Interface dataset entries

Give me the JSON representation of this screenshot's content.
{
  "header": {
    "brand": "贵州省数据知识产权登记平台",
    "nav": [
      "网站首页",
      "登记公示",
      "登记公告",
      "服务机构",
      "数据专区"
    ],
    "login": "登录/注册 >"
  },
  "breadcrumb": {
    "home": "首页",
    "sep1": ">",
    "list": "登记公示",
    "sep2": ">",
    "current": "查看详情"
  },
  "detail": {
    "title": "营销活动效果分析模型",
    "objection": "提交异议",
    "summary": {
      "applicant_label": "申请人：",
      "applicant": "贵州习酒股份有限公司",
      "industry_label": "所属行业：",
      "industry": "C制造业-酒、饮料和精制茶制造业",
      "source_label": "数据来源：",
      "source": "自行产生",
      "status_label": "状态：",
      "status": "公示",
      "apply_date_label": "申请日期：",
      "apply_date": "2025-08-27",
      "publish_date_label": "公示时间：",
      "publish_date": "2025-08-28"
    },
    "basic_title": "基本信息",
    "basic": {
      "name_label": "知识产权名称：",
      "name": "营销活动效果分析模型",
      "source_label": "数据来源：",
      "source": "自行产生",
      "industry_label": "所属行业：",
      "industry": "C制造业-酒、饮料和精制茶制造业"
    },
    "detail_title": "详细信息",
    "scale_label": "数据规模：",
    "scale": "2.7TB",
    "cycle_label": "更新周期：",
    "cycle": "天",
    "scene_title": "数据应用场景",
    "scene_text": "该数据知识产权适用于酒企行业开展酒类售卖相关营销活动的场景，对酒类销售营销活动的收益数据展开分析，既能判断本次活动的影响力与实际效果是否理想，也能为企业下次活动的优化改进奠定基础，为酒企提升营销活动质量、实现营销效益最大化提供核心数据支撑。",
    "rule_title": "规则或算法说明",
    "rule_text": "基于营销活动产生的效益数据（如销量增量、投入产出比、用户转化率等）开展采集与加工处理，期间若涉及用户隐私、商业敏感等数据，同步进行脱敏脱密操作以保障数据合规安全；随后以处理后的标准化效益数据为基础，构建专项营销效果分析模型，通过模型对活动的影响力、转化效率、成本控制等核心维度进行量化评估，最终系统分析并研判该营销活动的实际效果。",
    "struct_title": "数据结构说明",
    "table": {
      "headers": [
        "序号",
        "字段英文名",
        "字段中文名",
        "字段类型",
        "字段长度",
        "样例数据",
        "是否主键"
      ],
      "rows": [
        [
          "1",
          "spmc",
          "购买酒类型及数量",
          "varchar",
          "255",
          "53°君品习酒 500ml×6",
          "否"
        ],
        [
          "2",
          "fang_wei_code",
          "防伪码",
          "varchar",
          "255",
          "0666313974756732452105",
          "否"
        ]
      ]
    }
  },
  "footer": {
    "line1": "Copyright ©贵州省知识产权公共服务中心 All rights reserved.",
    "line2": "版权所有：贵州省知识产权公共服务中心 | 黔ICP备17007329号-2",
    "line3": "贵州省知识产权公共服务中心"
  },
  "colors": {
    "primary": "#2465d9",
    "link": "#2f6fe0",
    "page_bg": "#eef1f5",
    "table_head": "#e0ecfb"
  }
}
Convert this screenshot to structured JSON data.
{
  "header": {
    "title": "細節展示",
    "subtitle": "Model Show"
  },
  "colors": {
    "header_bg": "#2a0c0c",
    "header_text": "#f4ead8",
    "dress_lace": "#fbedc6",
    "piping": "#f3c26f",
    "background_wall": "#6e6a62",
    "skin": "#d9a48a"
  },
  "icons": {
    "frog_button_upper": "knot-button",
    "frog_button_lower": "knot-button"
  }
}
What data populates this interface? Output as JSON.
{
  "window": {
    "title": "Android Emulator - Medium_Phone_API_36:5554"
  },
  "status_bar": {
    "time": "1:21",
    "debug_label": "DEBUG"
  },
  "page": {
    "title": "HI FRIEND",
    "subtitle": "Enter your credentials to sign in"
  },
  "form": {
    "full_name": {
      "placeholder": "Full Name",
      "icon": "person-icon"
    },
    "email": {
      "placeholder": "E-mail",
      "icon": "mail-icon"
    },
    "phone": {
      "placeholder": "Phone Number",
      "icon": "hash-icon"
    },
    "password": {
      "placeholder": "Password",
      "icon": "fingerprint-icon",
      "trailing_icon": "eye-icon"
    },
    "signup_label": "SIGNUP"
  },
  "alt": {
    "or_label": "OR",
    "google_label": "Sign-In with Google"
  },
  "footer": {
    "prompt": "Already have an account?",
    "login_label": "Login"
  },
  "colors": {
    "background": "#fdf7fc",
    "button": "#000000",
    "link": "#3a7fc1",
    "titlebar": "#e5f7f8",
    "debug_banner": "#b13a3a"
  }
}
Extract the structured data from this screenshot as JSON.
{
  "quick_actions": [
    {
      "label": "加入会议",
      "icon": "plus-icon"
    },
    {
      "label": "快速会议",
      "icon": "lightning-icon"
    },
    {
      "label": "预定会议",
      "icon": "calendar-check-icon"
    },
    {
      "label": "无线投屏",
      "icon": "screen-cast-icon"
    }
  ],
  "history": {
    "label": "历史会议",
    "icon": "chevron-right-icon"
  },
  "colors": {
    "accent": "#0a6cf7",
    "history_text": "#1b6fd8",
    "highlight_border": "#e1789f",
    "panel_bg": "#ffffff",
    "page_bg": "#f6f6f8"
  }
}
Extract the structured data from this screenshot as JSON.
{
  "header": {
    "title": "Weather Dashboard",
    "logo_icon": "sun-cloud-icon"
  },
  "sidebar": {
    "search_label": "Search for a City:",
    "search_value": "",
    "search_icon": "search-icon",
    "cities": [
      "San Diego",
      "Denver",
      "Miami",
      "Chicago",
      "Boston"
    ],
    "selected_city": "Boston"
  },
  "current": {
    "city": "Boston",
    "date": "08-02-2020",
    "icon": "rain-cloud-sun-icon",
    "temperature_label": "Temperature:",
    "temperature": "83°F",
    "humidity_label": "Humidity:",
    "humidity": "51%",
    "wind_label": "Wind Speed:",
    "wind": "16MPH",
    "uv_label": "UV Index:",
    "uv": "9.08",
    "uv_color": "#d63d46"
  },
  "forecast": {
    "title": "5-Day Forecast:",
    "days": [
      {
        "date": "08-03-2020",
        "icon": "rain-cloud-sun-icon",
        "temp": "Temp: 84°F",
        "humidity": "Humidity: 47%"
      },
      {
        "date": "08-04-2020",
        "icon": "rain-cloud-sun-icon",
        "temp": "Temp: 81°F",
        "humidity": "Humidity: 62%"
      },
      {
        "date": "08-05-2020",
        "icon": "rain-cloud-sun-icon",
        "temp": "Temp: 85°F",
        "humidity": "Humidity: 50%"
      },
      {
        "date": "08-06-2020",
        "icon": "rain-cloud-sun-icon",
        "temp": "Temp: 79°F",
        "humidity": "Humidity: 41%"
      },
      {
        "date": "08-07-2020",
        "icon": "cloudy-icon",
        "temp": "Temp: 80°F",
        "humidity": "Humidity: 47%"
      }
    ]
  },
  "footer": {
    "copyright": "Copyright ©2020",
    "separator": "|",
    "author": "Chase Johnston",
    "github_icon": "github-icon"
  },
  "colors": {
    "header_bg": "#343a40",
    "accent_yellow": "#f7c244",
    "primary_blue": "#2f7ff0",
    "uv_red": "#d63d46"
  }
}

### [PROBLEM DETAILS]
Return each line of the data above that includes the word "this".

### [TASK RESULT]
Give me the JSON representation of this screenshot's content.
Convert this screenshot to structured JSON data.
What data populates this interface? Output as JSON.
Extract the structured data from this screenshot as JSON.
Extract the structured data from this screenshot as JSON.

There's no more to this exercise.